Based on the foregoing, defendant's motion for summary judgment must be, and hereby is, denied.

Although they did not file a proper cross-motion, plaintiffs seek leave to amend the caption to show that the are suing in their individual, as well as representative, capacities. Inasmuch as the complaint demonstrates that they are suing both as individuals and as co-administrators of King's estate (see complaint, pp. 1, 8), there can be no prejudice to defendant, which, in any event, did not oppose the request. Accordingly, plaintiffs' request to for leave to amend the caption is granted, and it is amended, nunc pro tunc, to conform to the proposed caption attached as Exhibit E to the Williams Affirmation.

This decision constitutes the order of the court. The transmittal of copies of this decision and order by the court shall not constitute notice of entry.

Dated: August 16, 2013

Cortland, New York

ENTER

1. Carter's account was provided by a voluntary statement given to the Ithaca Police Department on August 30, 2010 (copies of his statement are included in the reports prepared by the Cornell University Police and the Ithaca Police Department attached as Exhibits A and B, respectively, to the Affidavit of David J. Nazer, sworn to April 1, 2013 [Nazer Affidavit]). Although Carter's statement is not a properly-sworn affidavit, it may be considered on this motion because it was signed by the witness under penalty of perjury (see Kaufman v. Quickway, Inc., 14 NY3d 907 [2010]). It may also be considered in support of defendant's motion for summary judgment because plaintiffs failed to raise any objection to the technical form of the statement (see Sam v. Town of Rotterdam, 248 AD2d 850 [1998], lv denied 92 NY2d 804 [1998]; see also Scudera v. Mahbubur, 299 AD2d 535 [2002]; cf. Salas v. Town of Lake Luzerne, 265 AD2d 770 [1999]).

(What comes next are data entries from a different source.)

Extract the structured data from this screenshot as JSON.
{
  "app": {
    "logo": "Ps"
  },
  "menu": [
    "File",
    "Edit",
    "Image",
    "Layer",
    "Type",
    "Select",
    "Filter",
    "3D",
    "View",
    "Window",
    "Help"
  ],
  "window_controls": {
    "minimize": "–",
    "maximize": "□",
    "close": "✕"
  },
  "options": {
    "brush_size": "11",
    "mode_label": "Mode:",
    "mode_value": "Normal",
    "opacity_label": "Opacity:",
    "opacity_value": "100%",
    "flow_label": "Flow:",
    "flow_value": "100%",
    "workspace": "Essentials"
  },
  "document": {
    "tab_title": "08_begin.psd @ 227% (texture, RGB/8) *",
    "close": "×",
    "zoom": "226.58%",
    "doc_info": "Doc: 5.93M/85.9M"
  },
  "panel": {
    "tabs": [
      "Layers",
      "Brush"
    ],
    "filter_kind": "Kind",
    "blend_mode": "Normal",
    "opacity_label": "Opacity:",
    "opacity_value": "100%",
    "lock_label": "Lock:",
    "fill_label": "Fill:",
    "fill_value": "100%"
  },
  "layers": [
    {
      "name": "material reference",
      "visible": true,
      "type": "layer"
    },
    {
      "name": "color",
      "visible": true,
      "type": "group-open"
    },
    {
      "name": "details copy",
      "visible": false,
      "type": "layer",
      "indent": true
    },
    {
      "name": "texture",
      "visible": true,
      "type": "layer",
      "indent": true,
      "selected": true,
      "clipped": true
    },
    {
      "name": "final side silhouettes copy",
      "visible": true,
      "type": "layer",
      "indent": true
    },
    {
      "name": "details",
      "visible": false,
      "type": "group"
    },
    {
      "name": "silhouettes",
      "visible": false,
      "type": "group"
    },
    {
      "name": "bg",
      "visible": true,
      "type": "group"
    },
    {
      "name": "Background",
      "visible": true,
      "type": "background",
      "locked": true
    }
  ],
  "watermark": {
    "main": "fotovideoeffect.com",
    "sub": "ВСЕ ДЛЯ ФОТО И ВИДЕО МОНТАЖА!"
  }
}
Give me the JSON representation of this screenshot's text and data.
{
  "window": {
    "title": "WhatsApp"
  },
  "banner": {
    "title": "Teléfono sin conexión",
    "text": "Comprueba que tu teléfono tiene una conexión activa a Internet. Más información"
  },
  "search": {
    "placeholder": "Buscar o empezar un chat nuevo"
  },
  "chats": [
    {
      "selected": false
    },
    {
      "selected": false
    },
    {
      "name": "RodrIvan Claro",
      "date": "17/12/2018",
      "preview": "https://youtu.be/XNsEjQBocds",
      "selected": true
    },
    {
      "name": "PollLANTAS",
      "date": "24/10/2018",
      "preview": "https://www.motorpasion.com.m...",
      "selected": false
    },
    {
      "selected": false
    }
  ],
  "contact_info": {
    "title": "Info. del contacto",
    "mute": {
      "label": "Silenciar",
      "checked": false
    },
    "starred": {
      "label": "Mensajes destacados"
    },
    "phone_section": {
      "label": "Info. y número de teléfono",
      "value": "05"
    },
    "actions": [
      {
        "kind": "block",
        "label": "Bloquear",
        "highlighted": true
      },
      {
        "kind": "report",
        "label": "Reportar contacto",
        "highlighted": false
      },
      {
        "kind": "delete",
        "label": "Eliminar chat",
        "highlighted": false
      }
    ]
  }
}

2. As noted by defendant, with limited exceptions, an individual engaged in any of the activities enumerated in General Obligations Law §9-103 is presumed to be doing so for recreational purposes, and his or her subjective purpose or intent is irrelevant (see Bragg, 84 NY2d at 552, n 3; Cometti, 241 AD2d at 897; Seminara v. Highland Lake Bible Conference, 112 AD2d 630, 632 [1985]). For that presumption to apply, however, it must first be determined that an individual is engaged in one of the enumerated activities. In this case, the determination of whether King was hiking cannot be made without consideration of his purpose for walking on defendant's premises, because the very definition of hiking is based on the purpose for which an individual is traversing land (i.e., for the purposes of pleasure or exercise).